◆ **Problem to solve**
Look through the data below and, wherever a line carries the word "Radio", please copy that line.

◆ **Material supplied**

◇ ◇ ◇

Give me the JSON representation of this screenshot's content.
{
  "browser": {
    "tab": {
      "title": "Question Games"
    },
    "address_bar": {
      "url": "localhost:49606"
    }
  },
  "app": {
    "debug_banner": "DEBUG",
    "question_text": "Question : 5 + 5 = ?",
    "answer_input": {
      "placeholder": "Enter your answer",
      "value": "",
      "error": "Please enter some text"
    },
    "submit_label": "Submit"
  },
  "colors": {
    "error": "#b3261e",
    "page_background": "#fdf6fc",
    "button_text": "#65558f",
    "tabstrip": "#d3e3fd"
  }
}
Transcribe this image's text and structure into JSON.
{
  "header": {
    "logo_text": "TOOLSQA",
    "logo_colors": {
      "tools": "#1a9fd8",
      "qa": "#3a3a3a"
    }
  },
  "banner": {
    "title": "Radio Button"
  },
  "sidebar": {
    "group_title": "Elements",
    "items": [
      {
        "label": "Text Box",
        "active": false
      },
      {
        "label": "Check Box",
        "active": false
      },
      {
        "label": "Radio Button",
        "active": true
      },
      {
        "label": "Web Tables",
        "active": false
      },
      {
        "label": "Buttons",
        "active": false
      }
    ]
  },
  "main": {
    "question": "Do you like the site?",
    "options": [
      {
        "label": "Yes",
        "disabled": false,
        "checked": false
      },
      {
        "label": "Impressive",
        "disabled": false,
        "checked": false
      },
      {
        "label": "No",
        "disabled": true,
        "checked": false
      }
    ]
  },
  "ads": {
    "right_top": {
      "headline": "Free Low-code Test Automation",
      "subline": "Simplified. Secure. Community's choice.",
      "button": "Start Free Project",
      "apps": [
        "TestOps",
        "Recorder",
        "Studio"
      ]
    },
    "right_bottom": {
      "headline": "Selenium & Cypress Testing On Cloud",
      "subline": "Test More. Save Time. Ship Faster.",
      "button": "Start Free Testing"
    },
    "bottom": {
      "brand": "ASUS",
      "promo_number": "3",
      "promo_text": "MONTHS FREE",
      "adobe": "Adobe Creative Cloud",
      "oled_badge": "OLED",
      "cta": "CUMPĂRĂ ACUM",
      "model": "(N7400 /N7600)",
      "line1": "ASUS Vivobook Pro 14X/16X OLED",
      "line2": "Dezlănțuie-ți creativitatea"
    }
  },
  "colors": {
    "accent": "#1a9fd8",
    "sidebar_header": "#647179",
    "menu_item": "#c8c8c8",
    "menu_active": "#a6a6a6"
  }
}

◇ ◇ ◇

◆ **Response box**
    "title": "Radio Button"
        "label": "Radio Button",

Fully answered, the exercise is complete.